I'm sure you have heard the radio infomercial for some colon cleanser that claims John Wayne had 40 lbs. of undigested meat in his bowels when he died. I don't ever believe that crap (ha ha), but it never fails to surprise me how they try to freak us out. Hearing that again the other night reminded me to ask your opinion of colonic irrigation. Is there any legitimate reason to put yourself through something like that? BTW, when I was a kid, I thought a "high colonic" was some sort of cocktail my parents drank.
The Duke would surely spin in his grave to find his legacy as the most virile star of 20th century movie Westerns hijacked by pitchmen to sell Super Colon Blow. The meatpacking rumor, of course, is completely false. According to the myth-busters at Snopes.com, Mr. Wayne was quickly and privately buried following his death from cancer in 1979, and no autopsy was ever done. Further, the common claim that everyone has years of built-up feces wallpapering their intestines should be just as quickly buried; the now-routine colonoscopy has clearly shown the widespread absence of fecal fossils. So the question becomes: Without this excuse, what reason could there be for internal pressure washing?
Also known as colon hydrotherapy, a colonic is really a very tidy, super-sized enema. The procedure begins with the anal insertion of a disposable or sterilized nozzle, which combines inflow and outflow attachments. While laying on one's left side, a machine pumps in a few pints of warm filtered water, and then allows it to be expelled. Repeatedly filling and expanding the lower colon presumably stimulates the upper bowels to empty. At some point, the client is instructed to hold the liquid inside while rolling over for a brief abdominal massage. About 15 gallons of water (and sometimes added herbs or minerals) will have been used by the end of a typical 45-minute session. Most interestingly, the outflow tube contains a glass viewing port to allow the therapist to inspect the effluent. On the lookout, I suspect, for goldfish and old license plates, some colon-jockeys have brazenly declared seeing "three-foot long pieces of cheese" and "chunks of meat." It seriously makes me wonder about their ability to work the machine.
Colonic irrigation is touted to be of primary benefit for irritable bowel syndrome and similar gastrointestinal conditions. However, fearless promises of skin clearing, weight loss and immune boosting are abundant. Justification for such claims usually concerns "reducing the toxic load" associated with a condition called autointoxication. Which, itself, is a bit of a toxic load.

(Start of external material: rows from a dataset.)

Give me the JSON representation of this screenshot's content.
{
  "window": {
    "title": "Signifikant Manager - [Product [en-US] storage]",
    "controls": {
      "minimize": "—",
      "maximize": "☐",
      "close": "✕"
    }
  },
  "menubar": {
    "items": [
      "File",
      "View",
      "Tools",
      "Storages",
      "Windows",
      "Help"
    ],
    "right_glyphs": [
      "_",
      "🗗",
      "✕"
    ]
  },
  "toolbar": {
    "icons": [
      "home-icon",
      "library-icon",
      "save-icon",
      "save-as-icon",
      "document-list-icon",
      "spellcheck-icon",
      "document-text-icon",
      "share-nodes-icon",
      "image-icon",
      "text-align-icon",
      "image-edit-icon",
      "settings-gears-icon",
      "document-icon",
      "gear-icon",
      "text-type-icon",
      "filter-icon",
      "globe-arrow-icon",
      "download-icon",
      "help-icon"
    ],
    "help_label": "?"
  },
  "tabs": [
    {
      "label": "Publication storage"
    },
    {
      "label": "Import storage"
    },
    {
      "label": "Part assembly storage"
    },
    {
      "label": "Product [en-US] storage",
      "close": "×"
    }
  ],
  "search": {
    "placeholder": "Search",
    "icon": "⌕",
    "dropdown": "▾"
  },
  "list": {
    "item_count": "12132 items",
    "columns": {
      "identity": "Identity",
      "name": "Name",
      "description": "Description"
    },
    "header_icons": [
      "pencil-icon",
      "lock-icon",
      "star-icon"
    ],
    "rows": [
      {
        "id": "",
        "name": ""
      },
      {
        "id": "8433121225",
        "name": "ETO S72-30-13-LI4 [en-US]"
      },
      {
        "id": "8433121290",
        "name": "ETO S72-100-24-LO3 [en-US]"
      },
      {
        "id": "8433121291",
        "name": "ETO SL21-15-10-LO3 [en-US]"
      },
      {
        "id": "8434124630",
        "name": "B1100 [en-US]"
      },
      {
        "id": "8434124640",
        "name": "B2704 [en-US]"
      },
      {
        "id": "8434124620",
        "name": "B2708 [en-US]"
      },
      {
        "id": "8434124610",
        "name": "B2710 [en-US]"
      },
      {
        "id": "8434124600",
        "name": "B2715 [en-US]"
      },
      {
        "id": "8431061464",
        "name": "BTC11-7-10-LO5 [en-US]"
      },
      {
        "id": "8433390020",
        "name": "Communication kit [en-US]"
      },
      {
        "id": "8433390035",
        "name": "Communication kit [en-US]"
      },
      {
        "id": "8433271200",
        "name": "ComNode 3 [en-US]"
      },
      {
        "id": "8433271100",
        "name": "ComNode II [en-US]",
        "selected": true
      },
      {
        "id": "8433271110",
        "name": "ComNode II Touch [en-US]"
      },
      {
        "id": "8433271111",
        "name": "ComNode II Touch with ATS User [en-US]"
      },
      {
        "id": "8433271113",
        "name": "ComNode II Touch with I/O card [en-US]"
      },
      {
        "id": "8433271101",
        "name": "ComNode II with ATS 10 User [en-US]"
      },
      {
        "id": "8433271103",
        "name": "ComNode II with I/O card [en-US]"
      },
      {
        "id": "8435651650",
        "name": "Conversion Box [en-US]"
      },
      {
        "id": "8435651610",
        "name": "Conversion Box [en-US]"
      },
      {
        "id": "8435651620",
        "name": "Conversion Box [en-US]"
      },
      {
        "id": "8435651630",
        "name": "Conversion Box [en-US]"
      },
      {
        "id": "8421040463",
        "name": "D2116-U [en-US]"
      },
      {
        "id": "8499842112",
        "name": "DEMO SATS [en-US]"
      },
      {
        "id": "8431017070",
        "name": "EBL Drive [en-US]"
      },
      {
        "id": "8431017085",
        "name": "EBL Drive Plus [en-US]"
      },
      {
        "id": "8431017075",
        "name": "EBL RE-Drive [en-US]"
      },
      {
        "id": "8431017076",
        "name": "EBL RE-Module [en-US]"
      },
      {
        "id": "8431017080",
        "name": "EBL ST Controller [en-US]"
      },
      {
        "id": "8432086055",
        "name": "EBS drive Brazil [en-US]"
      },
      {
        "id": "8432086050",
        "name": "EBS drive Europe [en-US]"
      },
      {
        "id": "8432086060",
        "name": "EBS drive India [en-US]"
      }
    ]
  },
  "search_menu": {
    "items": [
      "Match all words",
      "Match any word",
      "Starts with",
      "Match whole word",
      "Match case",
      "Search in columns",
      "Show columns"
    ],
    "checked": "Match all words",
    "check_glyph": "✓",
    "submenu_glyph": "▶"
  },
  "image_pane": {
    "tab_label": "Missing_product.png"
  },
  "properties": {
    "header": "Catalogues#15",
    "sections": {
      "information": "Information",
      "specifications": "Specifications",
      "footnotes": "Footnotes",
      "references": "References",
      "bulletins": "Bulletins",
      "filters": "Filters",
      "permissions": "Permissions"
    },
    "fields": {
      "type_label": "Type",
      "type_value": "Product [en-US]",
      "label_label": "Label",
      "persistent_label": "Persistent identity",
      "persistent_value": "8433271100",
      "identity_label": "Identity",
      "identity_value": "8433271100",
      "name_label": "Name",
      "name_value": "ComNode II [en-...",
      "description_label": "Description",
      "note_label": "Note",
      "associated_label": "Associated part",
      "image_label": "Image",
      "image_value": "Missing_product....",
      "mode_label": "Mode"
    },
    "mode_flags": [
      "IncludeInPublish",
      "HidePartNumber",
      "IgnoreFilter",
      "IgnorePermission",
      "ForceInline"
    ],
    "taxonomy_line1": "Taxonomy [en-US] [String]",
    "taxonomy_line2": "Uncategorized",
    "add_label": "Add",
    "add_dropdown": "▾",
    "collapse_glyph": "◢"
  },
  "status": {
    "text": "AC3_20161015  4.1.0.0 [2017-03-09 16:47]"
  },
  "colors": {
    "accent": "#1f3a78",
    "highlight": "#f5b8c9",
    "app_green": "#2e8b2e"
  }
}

Autointoxication was a theory first described in the 1800s in which rotting feces in the intestines would cause poisons to be absorbed into the body. Physicians, then, went so far as to surgically remove part of the colon as a treatment. Today's irrigation promoters have re-branded "poison" as "toxin," and instead of surgery, they simply send in a cleaning crew. The view of the reality-based community, such as those who require evidence, are best represented by the title of a 1997 article in The Journal of Clinical Gastroenterology: "Colonic irrigation and the theory of autointoxication: a triumph of ignorance over science."
My review of the current medical literature still did not reveal a single article demonstrating evidence of therapeutic benefit of the procedure. Associations of colon hydrotherapists can offer only anecdotal evidence or testimonials as proof of the value. To be sure, there are plenty of people who feel better, healthier and even enjoy a regular colonic--but beyond (dare I say it?) pleasure, an actual need is apparently absent.
Contrary to laxative commercials, regularity is relative--some people defecate several times a day, while other perfectly normal individuals move their bowels only a few times a week. Constipation is not defined by frequency of movements, but rather by hardness of the end product. When help is needed, additional dietary fiber is usually all that is required, and fiber is only slightly less glamorous than hiring strangers to insert objects into your rectum.
Like bathing a cat, bathing a colon is not without some risk. Though quite rare, cases of bowel perforation and spread of infection are well-documented. More commonly, however, changes in electrolyte balance (especially when softened water or saline is used) and disruption of important beneficial bacteria are the main concerns. Occasional dizziness, nausea and cold sweats are simply a bonus. And if your colon hydrotherapist tells you she saw a T-bone steak float by, you might consider shooting an e-mail to Snopes.com.